Seasons are always bustling with pollinator activity wherever forbs, trees and shrubs are present.
In early spring, purple-blue riverbank lupine or golden Oregon grape clusters attract long-tongued bees and butterflies. Later into the season, bumblebees will loudly bounce between towering Canada goldenrod and Douglas spiraea.
Yet the expansion of urban areas, which contribute to habitat loss and damage from pesticide use, is posing an ongoing threat to pollinators, said Scott Hoffman Black, Xerces Society executive director. Other drivers include the increasing prominence of non-native species, drought and disease.
Beloved European honeybees even present a challenge, as they’re a non-native bee that undermines the livelihood of native bees through their robust competition for resources.
“It’s a death by a thousand cuts,” he said.
Despite native pollinators’ importance, there wasn’t a drive to preserve them until the past two decades.
The Western bumble bee is a good example – it was threatened by habitat degradation, poisoning from insecticide use and competition from commercial bees. Biologists began observing a sharp decline in this once-abundant species along the Pacific Coast in the late 1990s.
On a grander scale, it’s important to note that the most delicious and nutritious food we eat is due to native pollinators’ presence, he said. It’s our fruits and vegetables. Even better, coffee and chocolate are improved by the work of bees.
About one out of three bites of the food humans eat depends on insect-pollinated plants, whether directly or indirectly, according to the U.S. Department of Agriculture. Though this is a simplification, it’s accurate in illustrating the importance pollinators have in our ecosystem, Black said.
“We’d have a few other crops to eat (without them),” he said, listing grains and potatoes that would remain. “Boy, it would not be a very fun diet.”
Shifting urban dynamics
Instead of leaving pollinators to retreat into untouched evergreen forests and grasslands, there’s much that can be done in urban areas to attract them.
Cue the value of emerging bee campuses and cities through Bee City USA, a nationwide program spearheaded by the Xerces Society, which is a nonprofit group focused on the conservation of invertebrates.
Clark College, like all participating institutions, has a committee consisting of students and faculty who tend to the nesting areas. They may also host mulching parties, trivia nights and everything in between. Laura Rost, Bee City USA program coordinator, said after a year of involvement comes a series of other commitments, most of which are managerial, such as relaying pest management plans.
This component is important for creating healthy habitats for native bees, as there aren’t statewide initiatives to curb pesticide use in Washington and Oregon. Bee cities and campuses are required to minimize pesticide use, including eliminating neonicotinoid insecticides – a commonly used spray that is lethal to pollinators.
There are already established bee campuses in the region, including Lower Columbia College, Gonzaga University, University of Washington and Western Washington University, as well as Portland Community College and Portland State University, Rost said.
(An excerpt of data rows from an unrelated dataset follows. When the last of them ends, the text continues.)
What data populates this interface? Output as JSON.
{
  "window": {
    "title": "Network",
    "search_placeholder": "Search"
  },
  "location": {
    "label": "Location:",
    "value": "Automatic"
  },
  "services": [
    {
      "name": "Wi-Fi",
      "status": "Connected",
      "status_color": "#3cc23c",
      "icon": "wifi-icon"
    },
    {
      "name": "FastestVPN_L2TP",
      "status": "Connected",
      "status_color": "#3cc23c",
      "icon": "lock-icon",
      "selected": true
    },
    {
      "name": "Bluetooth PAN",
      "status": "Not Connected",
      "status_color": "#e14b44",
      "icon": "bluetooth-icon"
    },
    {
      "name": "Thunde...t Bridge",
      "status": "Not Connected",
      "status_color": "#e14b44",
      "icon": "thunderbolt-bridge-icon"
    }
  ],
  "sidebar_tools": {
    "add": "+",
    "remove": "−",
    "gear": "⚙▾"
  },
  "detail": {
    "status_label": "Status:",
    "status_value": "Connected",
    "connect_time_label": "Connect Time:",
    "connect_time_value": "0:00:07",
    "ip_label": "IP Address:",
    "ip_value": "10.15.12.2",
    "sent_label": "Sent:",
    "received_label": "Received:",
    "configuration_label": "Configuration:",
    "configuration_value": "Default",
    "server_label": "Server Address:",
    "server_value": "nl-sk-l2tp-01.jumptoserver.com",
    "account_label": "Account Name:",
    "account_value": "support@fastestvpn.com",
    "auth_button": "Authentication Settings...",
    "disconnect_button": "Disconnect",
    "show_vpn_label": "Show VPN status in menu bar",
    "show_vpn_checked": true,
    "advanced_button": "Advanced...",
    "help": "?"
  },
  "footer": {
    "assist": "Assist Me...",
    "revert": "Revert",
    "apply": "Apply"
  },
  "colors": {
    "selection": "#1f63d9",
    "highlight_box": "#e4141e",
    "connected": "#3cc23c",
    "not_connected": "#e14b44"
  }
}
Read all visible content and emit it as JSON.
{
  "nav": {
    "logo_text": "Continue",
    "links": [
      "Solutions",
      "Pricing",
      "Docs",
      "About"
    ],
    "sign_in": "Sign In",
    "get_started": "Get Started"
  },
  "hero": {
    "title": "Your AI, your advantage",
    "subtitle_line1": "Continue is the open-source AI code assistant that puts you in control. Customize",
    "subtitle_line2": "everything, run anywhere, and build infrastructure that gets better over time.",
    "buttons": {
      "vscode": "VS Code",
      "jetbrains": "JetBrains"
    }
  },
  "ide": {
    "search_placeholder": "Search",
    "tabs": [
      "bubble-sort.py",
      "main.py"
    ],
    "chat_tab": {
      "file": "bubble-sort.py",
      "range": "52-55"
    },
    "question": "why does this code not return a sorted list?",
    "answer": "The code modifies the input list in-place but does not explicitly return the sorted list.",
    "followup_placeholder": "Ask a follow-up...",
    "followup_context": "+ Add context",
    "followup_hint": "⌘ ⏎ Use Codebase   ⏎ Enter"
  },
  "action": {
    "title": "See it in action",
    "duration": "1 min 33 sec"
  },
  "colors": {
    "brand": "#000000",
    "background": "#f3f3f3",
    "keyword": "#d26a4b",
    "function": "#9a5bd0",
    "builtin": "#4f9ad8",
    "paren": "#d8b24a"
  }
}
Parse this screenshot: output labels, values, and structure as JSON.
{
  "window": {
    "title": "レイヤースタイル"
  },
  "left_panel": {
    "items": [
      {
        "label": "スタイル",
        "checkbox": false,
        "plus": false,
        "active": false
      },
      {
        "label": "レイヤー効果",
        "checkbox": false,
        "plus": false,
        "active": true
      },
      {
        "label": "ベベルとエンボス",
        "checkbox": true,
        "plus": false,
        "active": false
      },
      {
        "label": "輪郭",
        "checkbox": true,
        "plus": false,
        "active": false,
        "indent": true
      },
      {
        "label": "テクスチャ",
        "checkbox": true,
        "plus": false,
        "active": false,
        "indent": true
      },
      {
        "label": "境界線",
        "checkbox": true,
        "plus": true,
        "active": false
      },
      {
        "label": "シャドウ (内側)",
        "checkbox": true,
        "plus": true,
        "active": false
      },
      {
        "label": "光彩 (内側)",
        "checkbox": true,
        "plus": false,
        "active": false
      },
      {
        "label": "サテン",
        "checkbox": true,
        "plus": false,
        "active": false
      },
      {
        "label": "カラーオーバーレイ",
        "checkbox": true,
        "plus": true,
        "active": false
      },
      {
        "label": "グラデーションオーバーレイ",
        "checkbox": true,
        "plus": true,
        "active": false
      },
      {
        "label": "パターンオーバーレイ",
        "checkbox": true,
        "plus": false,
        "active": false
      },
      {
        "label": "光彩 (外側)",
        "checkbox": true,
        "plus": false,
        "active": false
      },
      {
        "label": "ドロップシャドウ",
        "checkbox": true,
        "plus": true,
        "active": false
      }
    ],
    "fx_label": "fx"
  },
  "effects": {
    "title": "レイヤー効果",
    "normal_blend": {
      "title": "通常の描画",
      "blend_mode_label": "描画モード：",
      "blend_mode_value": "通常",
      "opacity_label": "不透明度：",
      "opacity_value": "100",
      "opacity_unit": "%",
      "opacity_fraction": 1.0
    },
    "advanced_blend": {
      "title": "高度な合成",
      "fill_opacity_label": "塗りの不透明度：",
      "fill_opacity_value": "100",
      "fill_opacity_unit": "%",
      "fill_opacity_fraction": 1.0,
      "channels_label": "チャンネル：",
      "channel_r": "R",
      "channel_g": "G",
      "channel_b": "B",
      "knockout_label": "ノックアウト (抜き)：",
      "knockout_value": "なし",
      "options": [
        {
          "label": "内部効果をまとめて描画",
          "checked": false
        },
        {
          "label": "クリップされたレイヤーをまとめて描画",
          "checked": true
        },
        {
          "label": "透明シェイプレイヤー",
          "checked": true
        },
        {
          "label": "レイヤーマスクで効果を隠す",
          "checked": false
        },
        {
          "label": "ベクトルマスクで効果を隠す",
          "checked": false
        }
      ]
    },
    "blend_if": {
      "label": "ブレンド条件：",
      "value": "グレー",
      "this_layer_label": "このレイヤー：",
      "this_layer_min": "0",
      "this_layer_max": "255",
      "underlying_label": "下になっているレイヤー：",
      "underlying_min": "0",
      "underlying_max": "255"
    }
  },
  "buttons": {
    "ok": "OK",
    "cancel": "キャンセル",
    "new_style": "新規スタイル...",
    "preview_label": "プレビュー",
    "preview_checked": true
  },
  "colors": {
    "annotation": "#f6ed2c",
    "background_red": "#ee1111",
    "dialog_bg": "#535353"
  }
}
Across the United States, there are 333 affiliates – 175 cities and 158 campuses.
Bee enthusiasts are quick to explain that anyone can help the ease the plight of native bees. All it takes is a buffet of native flowers — whether on a large plot of land with dozens of crops, or a city balcony with potted plants — and eliminating pesticide use.
There are also community groups, such as the Vancouver Bee Project, that can answer questions related to creating and sustaining delectable sites for native pollinators.
“That may just sound like so many issues,” Black said. “(But) we do have the solutions and studies to show that if we do the right things, populations can rebound. That’s what gives me hope.”
This story was made possible by Community Funded Journalism, a project from The Columbian and the Local Media Foundation. Top donors include the Ed and Dollie Lynch Fund, Patricia, David and Jacob Nierenberg, Connie and Lee Kearney, Steve and Jan Oliva, The Cowlitz Tribal Foundation and the Mason E. Nolan Charitable Fund. The Columbian controls all content. For more information, visit columbian.com/cfj.